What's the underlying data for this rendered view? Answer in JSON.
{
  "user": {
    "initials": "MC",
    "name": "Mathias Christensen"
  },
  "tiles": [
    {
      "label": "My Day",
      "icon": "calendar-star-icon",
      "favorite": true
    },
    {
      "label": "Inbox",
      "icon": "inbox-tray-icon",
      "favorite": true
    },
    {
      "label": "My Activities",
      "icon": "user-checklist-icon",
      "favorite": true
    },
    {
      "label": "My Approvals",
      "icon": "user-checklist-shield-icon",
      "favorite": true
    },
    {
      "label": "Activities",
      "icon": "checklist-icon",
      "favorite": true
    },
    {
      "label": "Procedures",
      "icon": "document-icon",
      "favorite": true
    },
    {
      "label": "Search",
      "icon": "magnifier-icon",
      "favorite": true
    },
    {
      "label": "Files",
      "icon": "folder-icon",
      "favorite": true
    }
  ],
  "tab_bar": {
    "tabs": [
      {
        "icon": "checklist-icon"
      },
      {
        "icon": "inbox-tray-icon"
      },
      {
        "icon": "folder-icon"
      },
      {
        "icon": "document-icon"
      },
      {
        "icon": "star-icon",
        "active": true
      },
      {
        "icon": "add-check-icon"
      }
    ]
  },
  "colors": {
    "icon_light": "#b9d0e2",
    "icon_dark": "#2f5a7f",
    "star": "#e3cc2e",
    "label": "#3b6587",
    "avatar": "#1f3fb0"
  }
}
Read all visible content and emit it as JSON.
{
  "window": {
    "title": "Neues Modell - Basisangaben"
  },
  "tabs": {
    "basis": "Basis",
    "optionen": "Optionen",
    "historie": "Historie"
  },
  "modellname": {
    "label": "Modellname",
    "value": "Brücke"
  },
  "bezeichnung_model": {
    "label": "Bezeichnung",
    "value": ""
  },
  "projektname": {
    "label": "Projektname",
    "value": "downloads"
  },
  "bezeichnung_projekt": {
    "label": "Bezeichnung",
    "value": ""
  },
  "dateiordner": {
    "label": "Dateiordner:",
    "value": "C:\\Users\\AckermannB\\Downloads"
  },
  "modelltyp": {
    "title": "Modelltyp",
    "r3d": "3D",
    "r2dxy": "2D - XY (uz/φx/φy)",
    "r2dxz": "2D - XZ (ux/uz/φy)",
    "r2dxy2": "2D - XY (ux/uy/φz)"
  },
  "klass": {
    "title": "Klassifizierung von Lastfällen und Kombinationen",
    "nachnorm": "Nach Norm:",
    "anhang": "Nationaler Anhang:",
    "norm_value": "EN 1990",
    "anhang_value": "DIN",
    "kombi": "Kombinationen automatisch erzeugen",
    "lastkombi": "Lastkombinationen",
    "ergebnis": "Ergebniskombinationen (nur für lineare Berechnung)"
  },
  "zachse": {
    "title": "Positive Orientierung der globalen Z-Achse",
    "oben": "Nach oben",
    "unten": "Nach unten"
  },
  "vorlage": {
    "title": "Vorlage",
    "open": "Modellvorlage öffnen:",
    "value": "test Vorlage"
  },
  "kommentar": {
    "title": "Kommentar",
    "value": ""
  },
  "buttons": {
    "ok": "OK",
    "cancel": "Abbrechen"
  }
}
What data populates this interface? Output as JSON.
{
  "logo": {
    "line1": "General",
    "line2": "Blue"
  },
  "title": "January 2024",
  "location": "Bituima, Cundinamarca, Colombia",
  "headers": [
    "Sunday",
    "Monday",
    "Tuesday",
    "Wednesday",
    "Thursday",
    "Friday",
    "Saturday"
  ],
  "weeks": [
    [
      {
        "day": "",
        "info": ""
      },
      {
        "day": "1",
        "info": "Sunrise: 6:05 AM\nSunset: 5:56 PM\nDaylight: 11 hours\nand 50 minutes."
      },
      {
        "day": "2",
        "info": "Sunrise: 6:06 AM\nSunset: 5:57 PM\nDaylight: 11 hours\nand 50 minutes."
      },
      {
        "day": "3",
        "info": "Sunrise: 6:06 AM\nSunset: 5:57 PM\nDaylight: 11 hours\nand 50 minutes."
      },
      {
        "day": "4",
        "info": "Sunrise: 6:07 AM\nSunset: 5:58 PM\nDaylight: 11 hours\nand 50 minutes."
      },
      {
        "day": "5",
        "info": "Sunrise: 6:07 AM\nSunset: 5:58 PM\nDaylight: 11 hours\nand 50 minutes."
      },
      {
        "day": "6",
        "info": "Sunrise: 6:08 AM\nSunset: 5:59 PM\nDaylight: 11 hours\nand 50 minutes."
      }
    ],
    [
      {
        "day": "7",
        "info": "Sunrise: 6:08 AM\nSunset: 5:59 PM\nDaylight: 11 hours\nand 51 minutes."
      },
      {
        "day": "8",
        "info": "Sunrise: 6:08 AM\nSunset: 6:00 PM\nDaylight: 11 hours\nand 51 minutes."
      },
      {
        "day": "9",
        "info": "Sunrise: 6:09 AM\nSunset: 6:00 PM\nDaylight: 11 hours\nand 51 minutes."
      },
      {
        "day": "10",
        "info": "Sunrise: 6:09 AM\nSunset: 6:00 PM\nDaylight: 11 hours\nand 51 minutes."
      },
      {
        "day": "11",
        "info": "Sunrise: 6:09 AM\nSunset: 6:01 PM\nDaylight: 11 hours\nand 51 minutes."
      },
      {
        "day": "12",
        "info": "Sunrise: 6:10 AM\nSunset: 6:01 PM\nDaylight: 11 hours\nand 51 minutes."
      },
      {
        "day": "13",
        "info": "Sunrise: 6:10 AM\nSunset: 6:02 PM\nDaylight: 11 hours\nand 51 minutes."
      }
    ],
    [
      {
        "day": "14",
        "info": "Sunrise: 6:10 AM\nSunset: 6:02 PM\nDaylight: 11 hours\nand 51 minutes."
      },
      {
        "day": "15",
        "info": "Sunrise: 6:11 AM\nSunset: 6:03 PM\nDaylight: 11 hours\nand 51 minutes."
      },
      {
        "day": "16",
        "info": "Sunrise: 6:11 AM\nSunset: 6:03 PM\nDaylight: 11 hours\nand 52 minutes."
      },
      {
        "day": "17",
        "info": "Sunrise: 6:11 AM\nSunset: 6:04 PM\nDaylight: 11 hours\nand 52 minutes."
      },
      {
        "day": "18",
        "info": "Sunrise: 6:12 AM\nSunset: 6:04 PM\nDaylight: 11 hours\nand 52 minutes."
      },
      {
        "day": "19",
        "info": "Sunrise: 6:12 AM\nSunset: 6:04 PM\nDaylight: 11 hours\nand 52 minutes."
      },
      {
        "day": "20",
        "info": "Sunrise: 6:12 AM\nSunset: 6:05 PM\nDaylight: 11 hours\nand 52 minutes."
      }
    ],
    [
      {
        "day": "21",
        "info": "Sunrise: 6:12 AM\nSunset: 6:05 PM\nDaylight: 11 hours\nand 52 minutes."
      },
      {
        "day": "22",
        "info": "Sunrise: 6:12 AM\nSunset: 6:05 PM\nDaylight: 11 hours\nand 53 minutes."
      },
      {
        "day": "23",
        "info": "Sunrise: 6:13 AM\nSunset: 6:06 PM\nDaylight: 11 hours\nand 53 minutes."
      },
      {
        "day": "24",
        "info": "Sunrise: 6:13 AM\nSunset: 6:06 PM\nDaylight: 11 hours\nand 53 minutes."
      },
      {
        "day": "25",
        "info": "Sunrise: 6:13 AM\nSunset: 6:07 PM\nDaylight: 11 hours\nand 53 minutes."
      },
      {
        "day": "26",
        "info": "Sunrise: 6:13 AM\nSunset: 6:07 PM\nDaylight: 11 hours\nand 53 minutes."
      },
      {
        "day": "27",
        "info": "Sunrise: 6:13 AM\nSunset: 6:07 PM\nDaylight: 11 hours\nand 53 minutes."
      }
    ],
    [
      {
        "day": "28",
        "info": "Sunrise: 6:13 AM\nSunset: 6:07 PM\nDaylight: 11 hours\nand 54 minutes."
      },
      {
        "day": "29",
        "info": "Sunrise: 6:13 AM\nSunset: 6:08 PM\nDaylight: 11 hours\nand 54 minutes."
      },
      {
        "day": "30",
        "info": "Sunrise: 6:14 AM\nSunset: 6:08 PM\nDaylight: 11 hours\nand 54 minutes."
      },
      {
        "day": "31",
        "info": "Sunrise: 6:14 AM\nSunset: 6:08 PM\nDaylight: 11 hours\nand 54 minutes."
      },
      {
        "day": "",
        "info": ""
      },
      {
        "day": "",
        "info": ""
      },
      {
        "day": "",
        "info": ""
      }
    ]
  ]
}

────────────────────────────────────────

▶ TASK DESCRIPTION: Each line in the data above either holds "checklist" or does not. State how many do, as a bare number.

▶ YOUR RESPONSE: 4